- How to complete this task -
Your job is to copy all the entries precisely as they stand.

- Record extracts -
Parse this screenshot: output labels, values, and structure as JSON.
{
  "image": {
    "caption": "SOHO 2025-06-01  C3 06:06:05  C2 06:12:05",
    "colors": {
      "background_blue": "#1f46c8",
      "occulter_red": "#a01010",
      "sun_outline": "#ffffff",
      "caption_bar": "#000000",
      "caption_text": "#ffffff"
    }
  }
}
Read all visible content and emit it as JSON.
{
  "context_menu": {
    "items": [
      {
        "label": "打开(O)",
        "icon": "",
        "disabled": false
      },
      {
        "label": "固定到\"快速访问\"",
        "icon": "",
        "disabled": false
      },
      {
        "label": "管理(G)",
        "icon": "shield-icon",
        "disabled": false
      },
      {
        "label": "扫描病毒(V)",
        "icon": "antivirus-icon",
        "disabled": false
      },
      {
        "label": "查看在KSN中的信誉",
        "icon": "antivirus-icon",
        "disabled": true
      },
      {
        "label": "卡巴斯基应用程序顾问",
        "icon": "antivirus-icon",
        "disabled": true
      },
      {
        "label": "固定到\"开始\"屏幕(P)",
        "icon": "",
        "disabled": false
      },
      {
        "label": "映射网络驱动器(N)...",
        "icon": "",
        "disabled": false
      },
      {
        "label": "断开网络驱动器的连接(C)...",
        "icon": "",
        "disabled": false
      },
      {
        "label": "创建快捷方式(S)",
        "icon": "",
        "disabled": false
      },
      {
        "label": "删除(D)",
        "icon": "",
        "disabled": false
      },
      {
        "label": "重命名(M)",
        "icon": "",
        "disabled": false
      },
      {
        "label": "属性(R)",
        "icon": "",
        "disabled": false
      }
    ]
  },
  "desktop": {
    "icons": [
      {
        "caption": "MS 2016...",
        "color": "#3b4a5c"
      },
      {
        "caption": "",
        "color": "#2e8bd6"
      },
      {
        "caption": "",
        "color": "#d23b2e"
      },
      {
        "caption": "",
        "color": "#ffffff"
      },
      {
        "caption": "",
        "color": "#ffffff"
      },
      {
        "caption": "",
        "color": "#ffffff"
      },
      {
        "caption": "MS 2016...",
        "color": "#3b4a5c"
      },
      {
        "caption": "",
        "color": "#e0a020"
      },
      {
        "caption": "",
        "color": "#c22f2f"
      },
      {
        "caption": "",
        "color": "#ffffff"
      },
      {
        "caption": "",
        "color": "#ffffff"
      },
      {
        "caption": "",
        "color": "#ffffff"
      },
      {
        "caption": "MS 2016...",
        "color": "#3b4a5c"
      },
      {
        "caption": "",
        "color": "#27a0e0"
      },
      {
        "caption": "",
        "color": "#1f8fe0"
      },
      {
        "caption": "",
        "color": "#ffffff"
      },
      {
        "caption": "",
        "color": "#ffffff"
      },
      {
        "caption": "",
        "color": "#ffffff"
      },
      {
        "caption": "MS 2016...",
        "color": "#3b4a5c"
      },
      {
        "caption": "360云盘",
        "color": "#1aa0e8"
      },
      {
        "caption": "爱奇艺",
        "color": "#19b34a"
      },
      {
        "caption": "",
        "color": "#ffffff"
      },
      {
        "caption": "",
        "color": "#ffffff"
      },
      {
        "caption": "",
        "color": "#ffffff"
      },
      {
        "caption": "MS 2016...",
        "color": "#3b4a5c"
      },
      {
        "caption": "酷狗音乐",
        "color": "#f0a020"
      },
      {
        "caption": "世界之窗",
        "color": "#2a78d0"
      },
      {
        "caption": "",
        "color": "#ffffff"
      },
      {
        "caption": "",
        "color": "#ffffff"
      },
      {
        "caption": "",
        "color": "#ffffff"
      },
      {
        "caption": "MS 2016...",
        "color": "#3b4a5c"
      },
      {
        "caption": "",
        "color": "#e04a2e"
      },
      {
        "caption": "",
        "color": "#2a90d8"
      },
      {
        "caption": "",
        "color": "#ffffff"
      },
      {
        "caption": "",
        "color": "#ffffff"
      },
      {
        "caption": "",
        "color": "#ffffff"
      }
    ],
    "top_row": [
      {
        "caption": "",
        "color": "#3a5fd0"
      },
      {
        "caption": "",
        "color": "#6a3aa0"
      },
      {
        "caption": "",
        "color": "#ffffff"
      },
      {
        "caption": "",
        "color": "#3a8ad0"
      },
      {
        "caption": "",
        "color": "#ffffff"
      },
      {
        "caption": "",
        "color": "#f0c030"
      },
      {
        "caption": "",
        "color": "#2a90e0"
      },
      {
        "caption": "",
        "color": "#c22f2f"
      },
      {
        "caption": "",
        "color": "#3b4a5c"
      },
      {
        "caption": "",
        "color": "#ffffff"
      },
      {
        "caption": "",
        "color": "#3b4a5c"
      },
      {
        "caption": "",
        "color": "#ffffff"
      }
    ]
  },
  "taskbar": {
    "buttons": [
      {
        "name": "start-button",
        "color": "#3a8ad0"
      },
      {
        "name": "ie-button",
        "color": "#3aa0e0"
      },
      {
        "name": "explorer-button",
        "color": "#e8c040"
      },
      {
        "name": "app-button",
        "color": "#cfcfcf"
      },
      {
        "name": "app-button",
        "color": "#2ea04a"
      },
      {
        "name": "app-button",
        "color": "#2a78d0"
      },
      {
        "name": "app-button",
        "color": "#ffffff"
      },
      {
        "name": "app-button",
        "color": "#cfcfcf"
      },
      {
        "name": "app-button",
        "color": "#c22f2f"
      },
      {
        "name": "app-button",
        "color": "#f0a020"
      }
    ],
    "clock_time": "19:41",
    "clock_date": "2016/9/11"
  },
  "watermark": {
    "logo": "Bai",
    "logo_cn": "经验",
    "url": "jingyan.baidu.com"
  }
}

- Task solution -
Parse this screenshot: output labels, values, and structure as JSON.
{
  "image": {
    "caption": "SOHO 2025-06-01  C3 06:06:05  C2 06:12:05",
    "colors": {
      "background_blue": "#1f46c8",
      "occulter_red": "#a01010",
      "sun_outline": "#ffffff",
      "caption_bar": "#000000",
      "caption_text": "#ffffff"
    }
  }
}
Read all visible content and emit it as JSON.
{
  "context_menu": {
    "items": [
      {
        "label": "打开(O)",
        "icon": "",
        "disabled": false
      },
      {
        "label": "固定到\"快速访问\"",
        "icon": "",
        "disabled": false
      },
      {
        "label": "管理(G)",
        "icon": "shield-icon",
        "disabled": false
      },
      {
        "label": "扫描病毒(V)",
        "icon": "antivirus-icon",
        "disabled": false
      },
      {
        "label": "查看在KSN中的信誉",
        "icon": "antivirus-icon",
        "disabled": true
      },
      {
        "label": "卡巴斯基应用程序顾问",
        "icon": "antivirus-icon",
        "disabled": true
      },
      {
        "label": "固定到\"开始\"屏幕(P)",
        "icon": "",
        "disabled": false
      },
      {
        "label": "映射网络驱动器(N)...",
        "icon": "",
        "disabled": false
      },
      {
        "label": "断开网络驱动器的连接(C)...",
        "icon": "",
        "disabled": false
      },
      {
        "label": "创建快捷方式(S)",
        "icon": "",
        "disabled": false
      },
      {
        "label": "删除(D)",
        "icon": "",
        "disabled": false
      },
      {
        "label": "重命名(M)",
        "icon": "",
        "disabled": false
      },
      {
        "label": "属性(R)",
        "icon": "",
        "disabled": false
      }
    ]
  },
  "desktop": {
    "icons": [
      {
        "caption": "MS 2016...",
        "color": "#3b4a5c"
      },
      {
        "caption": "",
        "color": "#2e8bd6"
      },
      {
        "caption": "",
        "color": "#d23b2e"
      },
      {
        "caption": "",
        "color": "#ffffff"
      },
      {
        "caption": "",
        "color": "#ffffff"
      },
      {
        "caption": "",
        "color": "#ffffff"
      },
      {
        "caption": "MS 2016...",
        "color": "#3b4a5c"
      },
      {
        "caption": "",
        "color": "#e0a020"
      },
      {
        "caption": "",
        "color": "#c22f2f"
      },
      {
        "caption": "",
        "color": "#ffffff"
      },
      {
        "caption": "",
        "color": "#ffffff"
      },
      {
        "caption": "",
        "color": "#ffffff"
      },
      {
        "caption": "MS 2016...",
        "color": "#3b4a5c"
      },
      {
        "caption": "",
        "color": "#27a0e0"
      },
      {
        "caption": "",
        "color": "#1f8fe0"
      },
      {
        "caption": "",
        "color": "#ffffff"
      },
      {
        "caption": "",
        "color": "#ffffff"
      },
      {
        "caption": "",
        "color": "#ffffff"
      },
      {
        "caption": "MS 2016...",
        "color": "#3b4a5c"
      },
      {
        "caption": "360云盘",
        "color": "#1aa0e8"
      },
      {
        "caption": "爱奇艺",
        "color": "#19b34a"
      },
      {
        "caption": "",
        "color": "#ffffff"
      },
      {
        "caption": "",
        "color": "#ffffff"
      },
      {
        "caption": "",
        "color": "#ffffff"
      },
      {
        "caption": "MS 2016...",
        "color": "#3b4a5c"
      },
      {
        "caption": "酷狗音乐",
        "color": "#f0a020"
      },
      {
        "caption": "世界之窗",
        "color": "#2a78d0"
      },
      {
        "caption": "",
        "color": "#ffffff"
      },
      {
        "caption": "",
        "color": "#ffffff"
      },
      {
        "caption": "",
        "color": "#ffffff"
      },
      {
        "caption": "MS 2016...",
        "color": "#3b4a5c"
      },
      {
        "caption": "",
        "color": "#e04a2e"
      },
      {
        "caption": "",
        "color": "#2a90d8"
      },
      {
        "caption": "",
        "color": "#ffffff"
      },
      {
        "caption": "",
        "color": "#ffffff"
      },
      {
        "caption": "",
        "color": "#ffffff"
      }
    ],
    "top_row": [
      {
        "caption": "",
        "color": "#3a5fd0"
      },
      {
        "caption": "",
        "color": "#6a3aa0"
      },
      {
        "caption": "",
        "color": "#ffffff"
      },
      {
        "caption": "",
        "color": "#3a8ad0"
      },
      {
        "caption": "",
        "color": "#ffffff"
      },
      {
        "caption": "",
        "color": "#f0c030"
      },
      {
        "caption": "",
        "color": "#2a90e0"
      },
      {
        "caption": "",
        "color": "#c22f2f"
      },
      {
        "caption": "",
        "color": "#3b4a5c"
      },
      {
        "caption": "",
        "color": "#ffffff"
      },
      {
        "caption": "",
        "color": "#3b4a5c"
      },
      {
        "caption": "",
        "color": "#ffffff"
      }
    ]
  },
  "taskbar": {
    "buttons": [
      {
        "name": "start-button",
        "color": "#3a8ad0"
      },
      {
        "name": "ie-button",
        "color": "#3aa0e0"
      },
      {
        "name": "explorer-button",
        "color": "#e8c040"
      },
      {
        "name": "app-button",
        "color": "#cfcfcf"
      },
      {
        "name": "app-button",
        "color": "#2ea04a"
      },
      {
        "name": "app-button",
        "color": "#2a78d0"
      },
      {
        "name": "app-button",
        "color": "#ffffff"
      },
      {
        "name": "app-button",
        "color": "#cfcfcf"
      },
      {
        "name": "app-button",
        "color": "#c22f2f"
      },
      {
        "name": "app-button",
        "color": "#f0a020"
      }
    ],
    "clock_time": "19:41",
    "clock_date": "2016/9/11"
  },
  "watermark": {
    "logo": "Bai",
    "logo_cn": "经验",
    "url": "jingyan.baidu.com"
  }
}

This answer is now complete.